By  |  1 Comment

Well, Harold and Kumar have already taken their 3D shot at Christmas, so it’s time for another 3D flick that hopes to become a holiday viewing tradition. Unlike those two ‘buds’, this one is made for all ages. And it’s animated, but ARTHUR CHRISTMAS is a co-production between Sony Animation and those fine folks from across the pond, Aardman Studios ( the Wallace and Grommit folks ), so it’s got some of that dry British humor which will appeal to the grown-ups . This film follows in the tradition of many holiday flick in that it wants to give you the real low-down on how Saint Nick makes his rounds ( this what THE SANTA CLAUSE , SANTA CLAUS THE MOVIE, and FRED CLAUS all purported to reveal ).

The film opens up on the Claus family’s busiest night of the year. We get to see an entire village serviced by Santa and countless elves. They zip in on a spaceship ( the massive S-1 ) and, like a cross between super-secret agents and wily ninjas they enter homes, disable alarms, and distribute the presents, all without getting detected ( they collect the snacks left for Santa and his reindeer and turn them into bio-fuel for the S-1 ). The slighty befuddled Santa ( Jim Broadbent ) wouldn’t get the job done without the high-tech mission control back at the North Pole  run with precision by the next in line to be Santa, oldest son Steve ( Hugh Laurie ). Oh, and in his own tiny office ( decorated with all manner of Santa stuff ) is his younger brother Arthur ( James McAvoy ), who’s in charge of answering all the letters to Santa. The big man in the big spaceship finally returns ro home base : mission accomplished. Everyone is pleased except Arthur! It turns out that a present didn’t make it on to the ship. Santa and Steve shrug it off-they’ll just ship the gift to the little girl and she’ll get it in a few days. Arthur will not stand for this.
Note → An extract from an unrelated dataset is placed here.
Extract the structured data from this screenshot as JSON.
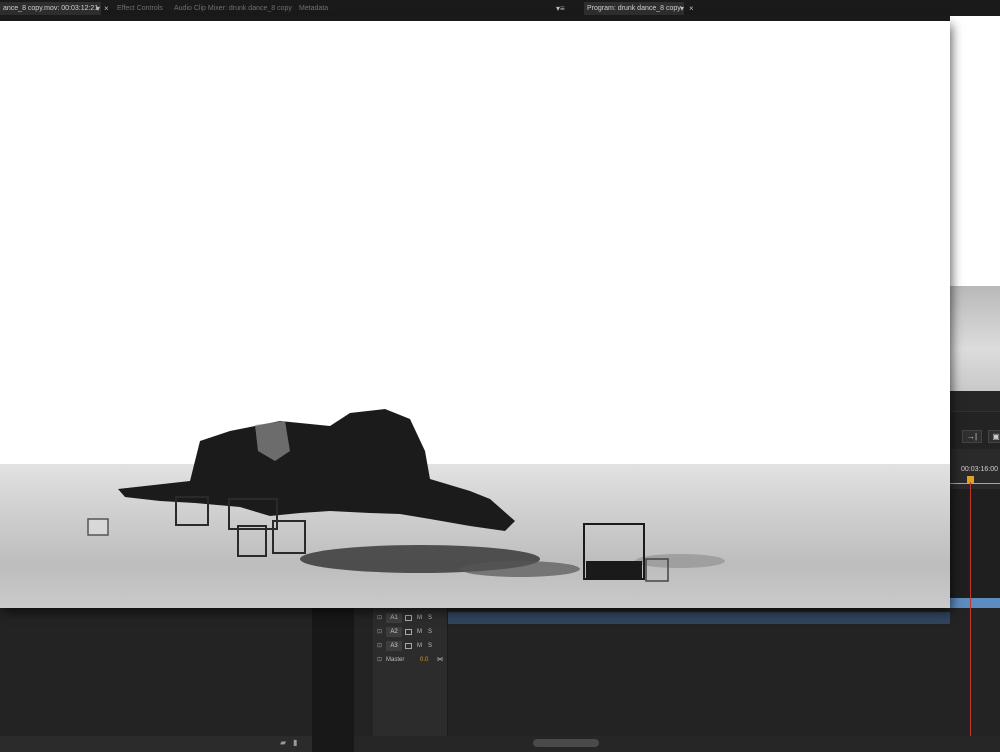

There’s a few hours before dawn breaks on the girl’s Cornwall village, so Arthur, with the aid of the retired Grandsanta ( Bill Nighy ) and his old sled Evie ( and reindeer ) embarks on a race against the clock to insure that every child has a very merry Christmas.

The film begins with a bang with the history of the Santa line ( the current one is seventeen ) , then quickly cuts to the elves leaving the S-1 I ( in invisible stealth mode ) and zipping down ropes onto the homes. This sequence is like Bond or Mission: Impossible times a hundred! McAvoy is wonderfully innocent and ernest as the son that just wants to make sure that all the kids are happy. In this film Laurie sounds closer to one of his upper-class twits in ” Black Adder” than Dr. Gregory House. Steve is quite full of himself and has his own Santa suit already whipped up ( a great gag ). Broadbent is terrific as the slightly out of it Santa. It’s a good thing Mrs. Claus ( Imelda Staunton ) is there to keep him focused. The best present here is Nighy as the crotchety, surly Grandsanta he really dislikes all these new fangled gizmos.  Some of his lines are true politically incorrect gems. The character designs are very pleasant and creative ( all those elves! ) and the 3D works well with the bright designs and backgrounds. The film tends to sag a bit when Arhtur’s on his journey, but everything leads up to a rousing and sentimental finale.  A warning : the film is preceeded by a music video of Justin Biebers version of a classic holiday tune. Talk about your lump of coal! Ah, back to the main event-ARTHUR CHRISTMAS  is a tasty holiday treat that has a smart funny script that will keep parents amused while the tykes are enthralled.

Overall Rating : Three and a Half Out of Five Stars

Jim Batts was a contestant on the movie edition of TV's "Who Wants to be a Millionaire" in 2009 and has been a member of the St. Louis Film Critics organization since 2013.

1 Comment

  1. ronni23

    December 13, 2011 at 7:37 pm

    it looks like a wonderful movie my friends saw it they loved it


Leave a Reply

Your email address will not be published. Required fields are marked *

You may use these HTML tags and attributes: <a href="" title=""> <abbr title=""> <acronym title=""> <b> <blockquote cite=""> <cite> <code> <del datetime=""> <em> <i> <q cite=""> <strike> <strong>